_WHAT YOU WILL DO_
Read through the listing and copy every line that contains the word "간호조무사".

(THE DATA Opens)

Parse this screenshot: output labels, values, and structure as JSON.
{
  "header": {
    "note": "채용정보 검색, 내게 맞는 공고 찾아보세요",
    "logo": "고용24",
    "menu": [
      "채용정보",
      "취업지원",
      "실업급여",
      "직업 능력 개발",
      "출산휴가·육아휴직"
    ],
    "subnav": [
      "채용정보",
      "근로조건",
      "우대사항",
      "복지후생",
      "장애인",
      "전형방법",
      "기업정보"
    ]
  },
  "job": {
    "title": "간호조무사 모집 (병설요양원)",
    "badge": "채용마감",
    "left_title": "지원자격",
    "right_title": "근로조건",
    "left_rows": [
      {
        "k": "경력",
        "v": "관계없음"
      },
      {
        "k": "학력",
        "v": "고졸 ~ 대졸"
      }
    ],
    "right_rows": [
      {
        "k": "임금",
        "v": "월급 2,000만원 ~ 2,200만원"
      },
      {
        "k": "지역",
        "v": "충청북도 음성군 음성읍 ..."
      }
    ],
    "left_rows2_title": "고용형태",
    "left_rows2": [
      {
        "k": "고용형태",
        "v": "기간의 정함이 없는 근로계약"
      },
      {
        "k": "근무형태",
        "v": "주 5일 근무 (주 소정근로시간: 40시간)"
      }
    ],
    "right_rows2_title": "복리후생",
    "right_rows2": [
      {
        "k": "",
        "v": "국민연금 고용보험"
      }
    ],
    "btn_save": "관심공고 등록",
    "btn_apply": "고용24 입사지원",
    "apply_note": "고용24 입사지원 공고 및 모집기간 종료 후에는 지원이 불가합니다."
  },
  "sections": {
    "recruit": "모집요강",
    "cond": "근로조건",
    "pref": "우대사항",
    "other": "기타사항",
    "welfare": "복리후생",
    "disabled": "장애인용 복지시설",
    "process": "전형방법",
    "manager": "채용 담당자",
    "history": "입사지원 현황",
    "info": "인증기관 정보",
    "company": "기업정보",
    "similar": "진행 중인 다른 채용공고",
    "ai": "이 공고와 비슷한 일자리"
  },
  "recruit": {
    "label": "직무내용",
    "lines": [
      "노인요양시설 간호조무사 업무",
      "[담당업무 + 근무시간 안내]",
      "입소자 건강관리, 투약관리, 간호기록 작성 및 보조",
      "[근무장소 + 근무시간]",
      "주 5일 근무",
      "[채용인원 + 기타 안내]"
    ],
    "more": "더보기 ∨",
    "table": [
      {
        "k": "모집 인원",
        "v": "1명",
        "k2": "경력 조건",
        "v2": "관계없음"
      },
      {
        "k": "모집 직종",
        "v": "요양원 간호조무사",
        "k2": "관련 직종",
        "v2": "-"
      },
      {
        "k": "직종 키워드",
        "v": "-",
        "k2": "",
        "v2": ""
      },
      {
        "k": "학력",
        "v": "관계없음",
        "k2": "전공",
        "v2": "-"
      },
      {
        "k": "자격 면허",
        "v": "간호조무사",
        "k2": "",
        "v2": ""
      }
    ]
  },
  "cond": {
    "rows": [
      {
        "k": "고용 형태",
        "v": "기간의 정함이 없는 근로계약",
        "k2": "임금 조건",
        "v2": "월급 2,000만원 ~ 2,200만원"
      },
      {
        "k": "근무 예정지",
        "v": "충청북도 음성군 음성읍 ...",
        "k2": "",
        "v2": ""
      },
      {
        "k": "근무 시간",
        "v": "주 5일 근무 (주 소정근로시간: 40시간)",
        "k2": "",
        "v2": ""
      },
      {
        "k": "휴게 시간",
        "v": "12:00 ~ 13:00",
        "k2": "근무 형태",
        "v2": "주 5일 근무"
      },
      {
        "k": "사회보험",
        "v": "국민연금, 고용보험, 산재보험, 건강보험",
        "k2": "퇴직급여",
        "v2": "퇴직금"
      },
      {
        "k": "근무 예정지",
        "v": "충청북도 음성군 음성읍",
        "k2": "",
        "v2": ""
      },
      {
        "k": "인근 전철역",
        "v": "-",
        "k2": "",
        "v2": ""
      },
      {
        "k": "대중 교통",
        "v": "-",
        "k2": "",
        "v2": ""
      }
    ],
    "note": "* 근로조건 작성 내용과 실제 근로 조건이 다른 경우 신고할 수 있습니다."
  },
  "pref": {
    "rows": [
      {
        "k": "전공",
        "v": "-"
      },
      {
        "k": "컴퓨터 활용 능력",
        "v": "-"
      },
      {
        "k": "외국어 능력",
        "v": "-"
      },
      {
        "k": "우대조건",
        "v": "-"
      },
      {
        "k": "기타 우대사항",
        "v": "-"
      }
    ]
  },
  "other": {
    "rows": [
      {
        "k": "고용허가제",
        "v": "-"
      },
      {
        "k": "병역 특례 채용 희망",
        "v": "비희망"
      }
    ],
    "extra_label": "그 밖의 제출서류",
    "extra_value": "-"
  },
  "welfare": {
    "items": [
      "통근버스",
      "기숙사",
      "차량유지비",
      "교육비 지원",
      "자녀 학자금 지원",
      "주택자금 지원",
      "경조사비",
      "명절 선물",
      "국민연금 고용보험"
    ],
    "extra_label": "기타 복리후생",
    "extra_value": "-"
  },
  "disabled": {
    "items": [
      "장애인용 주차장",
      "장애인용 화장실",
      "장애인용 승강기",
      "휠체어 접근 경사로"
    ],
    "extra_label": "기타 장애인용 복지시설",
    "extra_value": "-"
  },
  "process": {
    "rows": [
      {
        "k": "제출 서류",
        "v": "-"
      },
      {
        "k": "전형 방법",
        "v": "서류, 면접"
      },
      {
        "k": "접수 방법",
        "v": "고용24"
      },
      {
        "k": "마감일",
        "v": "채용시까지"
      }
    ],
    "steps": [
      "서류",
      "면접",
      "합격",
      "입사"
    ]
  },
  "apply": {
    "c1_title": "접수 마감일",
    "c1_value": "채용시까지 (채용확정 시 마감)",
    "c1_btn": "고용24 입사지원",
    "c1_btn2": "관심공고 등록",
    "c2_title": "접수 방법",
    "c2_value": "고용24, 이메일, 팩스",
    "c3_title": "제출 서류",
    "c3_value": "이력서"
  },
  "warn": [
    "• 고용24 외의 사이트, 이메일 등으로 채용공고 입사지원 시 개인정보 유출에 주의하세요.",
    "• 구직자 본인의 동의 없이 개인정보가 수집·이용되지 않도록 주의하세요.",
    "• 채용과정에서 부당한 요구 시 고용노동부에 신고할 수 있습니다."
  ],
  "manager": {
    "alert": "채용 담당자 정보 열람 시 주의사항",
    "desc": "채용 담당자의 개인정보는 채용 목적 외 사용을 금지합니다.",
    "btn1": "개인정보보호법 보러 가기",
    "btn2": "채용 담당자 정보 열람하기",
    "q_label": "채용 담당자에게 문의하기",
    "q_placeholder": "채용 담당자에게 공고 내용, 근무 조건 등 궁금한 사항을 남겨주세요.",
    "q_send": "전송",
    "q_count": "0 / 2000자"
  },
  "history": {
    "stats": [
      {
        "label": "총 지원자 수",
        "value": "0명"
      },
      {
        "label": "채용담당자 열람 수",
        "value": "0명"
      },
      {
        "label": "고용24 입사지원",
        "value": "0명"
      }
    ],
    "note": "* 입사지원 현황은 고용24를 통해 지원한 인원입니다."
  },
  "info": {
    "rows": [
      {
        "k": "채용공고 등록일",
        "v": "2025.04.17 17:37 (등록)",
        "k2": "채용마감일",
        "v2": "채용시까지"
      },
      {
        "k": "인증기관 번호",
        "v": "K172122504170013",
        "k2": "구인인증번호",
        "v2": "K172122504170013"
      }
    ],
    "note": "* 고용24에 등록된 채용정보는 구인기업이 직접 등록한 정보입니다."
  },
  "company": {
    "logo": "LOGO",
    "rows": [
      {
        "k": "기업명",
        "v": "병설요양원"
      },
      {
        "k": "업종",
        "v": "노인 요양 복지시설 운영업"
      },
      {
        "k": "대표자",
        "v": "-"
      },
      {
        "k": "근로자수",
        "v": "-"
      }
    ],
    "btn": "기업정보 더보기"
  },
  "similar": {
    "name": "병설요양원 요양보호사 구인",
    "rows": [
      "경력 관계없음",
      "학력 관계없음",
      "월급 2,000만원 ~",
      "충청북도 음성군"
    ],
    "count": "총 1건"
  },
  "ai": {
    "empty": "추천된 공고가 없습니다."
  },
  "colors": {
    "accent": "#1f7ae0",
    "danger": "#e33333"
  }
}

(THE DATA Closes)

_SOLUTION FOR THIS EXERCISE_
    "title": "간호조무사 모집 (병설요양원)",
      "노인요양시설 간호조무사 업무",
        "v": "요양원 간호조무사",
        "v": "간호조무사",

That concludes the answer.